Where to from here for New Zealand?
In New Zealand, we are yet to have any court judgments which confirm that NFTs are (1) a form of property or (2) are capable of infringing intellectual property rights. However, since our High Court determined that cryptocurrency was capable of being treated as “property” in Ruscoe v Cryptopia Ltd (In Liquidation), and our Family Court appeared to accept, almost without question, that cryptocurrency (Litecoin) could be relationship property in Beck v Wilkerson, the door for NFTs to constitute property is now open. In our view it is clear that NFTs are a form of intangible personal property whether under the Companies Act 1993, Personal Property Securities Act 1999, or the Property (Relationships) Act 1976.
In the United Kingdom, the Courts have confirmed that crypto assets are “property” but are yet to confirm the same for NFTs. In Osbourne v Persons Unknown and another, a case regarding Boss Beauties NFTs, the Court found that there is “at least a realistically arguable case” that NFTs are property as a matter of English law. In that case, the High Court of England granted an injunction to prevent any further transfer of two NFTs from the Boss Beauties collection for the duration of a pending misappropriation lawsuit against NFT marketplace Opensea.
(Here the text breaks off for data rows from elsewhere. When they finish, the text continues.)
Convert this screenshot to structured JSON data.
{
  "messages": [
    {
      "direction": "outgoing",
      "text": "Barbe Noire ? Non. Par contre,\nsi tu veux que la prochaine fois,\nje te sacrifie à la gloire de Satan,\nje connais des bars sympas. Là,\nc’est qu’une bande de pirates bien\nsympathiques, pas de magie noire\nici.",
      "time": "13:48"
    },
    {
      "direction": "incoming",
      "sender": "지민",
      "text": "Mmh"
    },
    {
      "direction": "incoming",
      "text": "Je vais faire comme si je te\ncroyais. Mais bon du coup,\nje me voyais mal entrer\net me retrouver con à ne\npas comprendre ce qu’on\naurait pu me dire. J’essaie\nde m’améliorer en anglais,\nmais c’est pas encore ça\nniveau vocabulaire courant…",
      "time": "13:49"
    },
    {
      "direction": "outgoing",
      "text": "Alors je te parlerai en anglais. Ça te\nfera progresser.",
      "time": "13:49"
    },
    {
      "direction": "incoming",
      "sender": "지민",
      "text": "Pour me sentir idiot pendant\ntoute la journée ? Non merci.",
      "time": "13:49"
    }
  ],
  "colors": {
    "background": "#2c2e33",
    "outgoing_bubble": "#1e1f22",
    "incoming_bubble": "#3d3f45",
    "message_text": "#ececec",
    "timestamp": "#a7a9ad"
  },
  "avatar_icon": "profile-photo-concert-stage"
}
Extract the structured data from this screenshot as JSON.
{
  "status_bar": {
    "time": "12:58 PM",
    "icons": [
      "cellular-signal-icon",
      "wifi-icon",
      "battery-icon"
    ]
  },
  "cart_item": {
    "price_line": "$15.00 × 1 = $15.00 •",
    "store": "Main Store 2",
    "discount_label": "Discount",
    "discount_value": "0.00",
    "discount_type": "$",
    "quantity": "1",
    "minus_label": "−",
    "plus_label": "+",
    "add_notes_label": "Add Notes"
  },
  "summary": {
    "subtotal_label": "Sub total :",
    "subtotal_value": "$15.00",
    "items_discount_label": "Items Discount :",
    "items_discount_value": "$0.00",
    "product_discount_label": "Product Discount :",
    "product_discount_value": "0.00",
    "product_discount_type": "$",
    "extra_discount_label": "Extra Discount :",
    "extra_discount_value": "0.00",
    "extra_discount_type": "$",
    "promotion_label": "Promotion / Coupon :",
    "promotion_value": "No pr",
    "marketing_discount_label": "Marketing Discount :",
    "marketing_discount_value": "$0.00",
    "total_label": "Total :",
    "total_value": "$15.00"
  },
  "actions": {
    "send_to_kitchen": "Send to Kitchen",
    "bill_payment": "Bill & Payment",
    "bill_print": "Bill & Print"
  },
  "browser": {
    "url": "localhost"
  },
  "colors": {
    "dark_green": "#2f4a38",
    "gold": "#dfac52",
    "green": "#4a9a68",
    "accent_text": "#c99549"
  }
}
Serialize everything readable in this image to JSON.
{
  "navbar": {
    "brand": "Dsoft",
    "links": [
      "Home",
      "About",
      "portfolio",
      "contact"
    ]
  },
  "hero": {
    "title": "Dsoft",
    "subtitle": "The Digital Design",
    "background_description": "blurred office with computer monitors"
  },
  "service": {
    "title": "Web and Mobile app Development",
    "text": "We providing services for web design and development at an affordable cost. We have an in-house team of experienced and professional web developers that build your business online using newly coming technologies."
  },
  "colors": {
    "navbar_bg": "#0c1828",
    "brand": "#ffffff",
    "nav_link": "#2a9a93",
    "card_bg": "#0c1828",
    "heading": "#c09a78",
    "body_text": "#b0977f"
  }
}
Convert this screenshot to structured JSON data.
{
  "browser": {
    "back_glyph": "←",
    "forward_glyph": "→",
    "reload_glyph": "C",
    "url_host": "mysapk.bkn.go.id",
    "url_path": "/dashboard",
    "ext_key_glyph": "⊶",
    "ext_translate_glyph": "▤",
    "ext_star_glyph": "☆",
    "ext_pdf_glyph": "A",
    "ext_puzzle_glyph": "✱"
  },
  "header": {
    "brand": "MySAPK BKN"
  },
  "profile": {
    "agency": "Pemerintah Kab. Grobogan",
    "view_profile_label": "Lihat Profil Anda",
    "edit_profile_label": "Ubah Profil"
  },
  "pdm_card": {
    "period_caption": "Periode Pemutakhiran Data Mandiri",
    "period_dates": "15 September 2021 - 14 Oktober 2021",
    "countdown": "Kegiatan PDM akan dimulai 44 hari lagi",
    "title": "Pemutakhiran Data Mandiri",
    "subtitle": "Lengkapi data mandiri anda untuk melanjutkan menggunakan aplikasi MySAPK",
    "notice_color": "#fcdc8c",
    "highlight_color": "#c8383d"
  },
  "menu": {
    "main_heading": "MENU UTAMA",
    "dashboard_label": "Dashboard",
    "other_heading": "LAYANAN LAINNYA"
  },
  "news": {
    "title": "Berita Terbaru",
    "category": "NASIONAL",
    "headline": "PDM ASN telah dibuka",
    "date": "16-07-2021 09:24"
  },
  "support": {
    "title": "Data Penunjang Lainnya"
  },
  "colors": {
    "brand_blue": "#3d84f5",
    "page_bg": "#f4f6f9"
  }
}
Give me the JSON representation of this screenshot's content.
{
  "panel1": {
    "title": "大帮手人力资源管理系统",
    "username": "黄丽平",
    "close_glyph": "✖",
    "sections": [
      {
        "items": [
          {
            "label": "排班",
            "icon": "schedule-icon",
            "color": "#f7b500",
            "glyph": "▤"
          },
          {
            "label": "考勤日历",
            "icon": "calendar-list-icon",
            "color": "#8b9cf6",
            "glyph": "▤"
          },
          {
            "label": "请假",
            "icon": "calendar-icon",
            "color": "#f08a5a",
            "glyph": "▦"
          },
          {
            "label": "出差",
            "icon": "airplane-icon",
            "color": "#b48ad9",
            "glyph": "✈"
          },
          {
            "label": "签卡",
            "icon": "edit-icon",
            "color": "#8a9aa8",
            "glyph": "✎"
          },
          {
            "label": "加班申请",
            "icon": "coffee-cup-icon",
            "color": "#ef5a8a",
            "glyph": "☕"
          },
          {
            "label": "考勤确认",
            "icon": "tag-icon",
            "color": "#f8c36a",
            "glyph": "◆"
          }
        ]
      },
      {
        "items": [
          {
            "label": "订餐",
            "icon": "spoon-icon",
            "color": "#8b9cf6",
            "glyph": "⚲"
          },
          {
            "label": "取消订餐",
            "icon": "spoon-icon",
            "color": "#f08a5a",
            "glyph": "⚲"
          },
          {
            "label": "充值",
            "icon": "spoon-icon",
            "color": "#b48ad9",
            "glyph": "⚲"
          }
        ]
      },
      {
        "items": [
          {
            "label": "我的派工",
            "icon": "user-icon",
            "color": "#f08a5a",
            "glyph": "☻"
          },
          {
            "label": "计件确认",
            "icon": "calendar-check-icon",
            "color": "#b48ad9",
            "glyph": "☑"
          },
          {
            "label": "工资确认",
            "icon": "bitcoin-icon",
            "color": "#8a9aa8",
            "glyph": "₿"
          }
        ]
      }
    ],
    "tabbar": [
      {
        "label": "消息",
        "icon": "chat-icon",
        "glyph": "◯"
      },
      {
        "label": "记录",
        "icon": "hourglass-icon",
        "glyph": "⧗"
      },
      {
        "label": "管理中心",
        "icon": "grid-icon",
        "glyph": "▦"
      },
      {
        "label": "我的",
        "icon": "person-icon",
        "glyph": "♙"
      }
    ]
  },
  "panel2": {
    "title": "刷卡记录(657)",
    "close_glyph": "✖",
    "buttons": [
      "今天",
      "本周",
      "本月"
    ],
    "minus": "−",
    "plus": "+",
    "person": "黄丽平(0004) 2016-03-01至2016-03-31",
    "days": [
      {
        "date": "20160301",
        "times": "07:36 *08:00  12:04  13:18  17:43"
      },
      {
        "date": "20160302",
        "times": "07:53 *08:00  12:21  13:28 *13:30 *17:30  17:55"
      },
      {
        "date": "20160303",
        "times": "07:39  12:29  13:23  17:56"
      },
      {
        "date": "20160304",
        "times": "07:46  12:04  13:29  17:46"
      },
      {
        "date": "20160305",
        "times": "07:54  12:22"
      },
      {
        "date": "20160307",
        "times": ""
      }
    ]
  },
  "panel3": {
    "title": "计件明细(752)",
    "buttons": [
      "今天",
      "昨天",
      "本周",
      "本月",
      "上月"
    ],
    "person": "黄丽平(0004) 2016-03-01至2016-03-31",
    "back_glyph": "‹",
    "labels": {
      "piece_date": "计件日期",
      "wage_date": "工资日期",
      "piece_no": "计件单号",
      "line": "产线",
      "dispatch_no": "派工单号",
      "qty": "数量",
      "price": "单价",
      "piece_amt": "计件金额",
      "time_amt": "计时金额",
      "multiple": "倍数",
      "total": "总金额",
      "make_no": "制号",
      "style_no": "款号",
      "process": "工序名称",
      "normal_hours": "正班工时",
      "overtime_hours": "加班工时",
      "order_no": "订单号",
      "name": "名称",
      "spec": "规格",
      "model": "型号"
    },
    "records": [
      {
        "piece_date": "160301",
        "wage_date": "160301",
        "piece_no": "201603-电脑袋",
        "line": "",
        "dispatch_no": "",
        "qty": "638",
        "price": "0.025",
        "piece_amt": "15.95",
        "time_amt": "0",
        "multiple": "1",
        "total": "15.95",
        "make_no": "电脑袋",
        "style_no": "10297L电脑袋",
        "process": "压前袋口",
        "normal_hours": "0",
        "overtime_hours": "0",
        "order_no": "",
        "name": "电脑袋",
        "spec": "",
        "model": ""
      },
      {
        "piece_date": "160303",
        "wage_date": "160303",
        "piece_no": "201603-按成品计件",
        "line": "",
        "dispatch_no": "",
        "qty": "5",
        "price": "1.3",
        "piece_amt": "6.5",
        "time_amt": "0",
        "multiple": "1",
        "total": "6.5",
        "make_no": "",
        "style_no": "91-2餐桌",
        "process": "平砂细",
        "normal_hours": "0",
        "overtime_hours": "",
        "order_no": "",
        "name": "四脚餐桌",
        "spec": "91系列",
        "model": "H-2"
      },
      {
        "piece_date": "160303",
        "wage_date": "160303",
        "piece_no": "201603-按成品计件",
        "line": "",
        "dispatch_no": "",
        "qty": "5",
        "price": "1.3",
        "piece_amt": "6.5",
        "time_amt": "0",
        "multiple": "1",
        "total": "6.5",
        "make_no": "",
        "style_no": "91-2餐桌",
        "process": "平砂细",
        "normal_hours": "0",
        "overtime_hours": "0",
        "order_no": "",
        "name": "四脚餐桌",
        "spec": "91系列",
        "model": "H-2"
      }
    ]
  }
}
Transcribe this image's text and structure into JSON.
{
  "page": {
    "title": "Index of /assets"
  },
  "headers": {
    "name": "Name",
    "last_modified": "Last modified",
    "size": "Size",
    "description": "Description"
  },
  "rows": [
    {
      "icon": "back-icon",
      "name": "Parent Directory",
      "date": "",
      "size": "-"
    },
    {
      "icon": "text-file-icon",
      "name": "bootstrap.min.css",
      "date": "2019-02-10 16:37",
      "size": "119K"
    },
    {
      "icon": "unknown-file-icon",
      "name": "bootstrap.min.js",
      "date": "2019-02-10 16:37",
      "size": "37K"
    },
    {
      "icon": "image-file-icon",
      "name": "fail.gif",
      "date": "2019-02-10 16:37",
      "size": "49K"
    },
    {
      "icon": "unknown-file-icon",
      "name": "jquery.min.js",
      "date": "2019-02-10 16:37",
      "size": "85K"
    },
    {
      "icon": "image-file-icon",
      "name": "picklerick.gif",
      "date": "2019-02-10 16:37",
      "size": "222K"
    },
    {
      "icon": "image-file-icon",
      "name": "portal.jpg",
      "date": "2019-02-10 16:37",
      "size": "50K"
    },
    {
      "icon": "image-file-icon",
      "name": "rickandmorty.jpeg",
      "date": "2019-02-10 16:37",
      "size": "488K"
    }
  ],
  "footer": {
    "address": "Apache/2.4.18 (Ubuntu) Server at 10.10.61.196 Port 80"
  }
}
Image from www.thefashionlaw.com
Considering the above, we expect our New Zealand courts to follow suit.
Another issue for the New Zealand courts will be if NFTs constitute property, whether they enjoy copyright protection. If they do, does the copyright remain with the creator or transfer to the customer upon purchase? This could well turn on the website terms and conditions that applied when the NFTs were minted and whether the developer granted the purchasers licenses (and if so what the scope of that licence was).
What is clear from the BAYC and Metabirkins cases, is that New Zealand NFT project developers should not assume they are licensed to use the trade marks or copyright works of others without their permission. A developing issue, as reported by 1 News, is cultural appropriation of Māori culture and intellectual property. In any case, NFT developers and businesses wishing to utilise NFTs, are sensible to seek advice before embarking on a new project.
Special thanks to Summer Law Clerk George Broughton for his assistance in writing this article.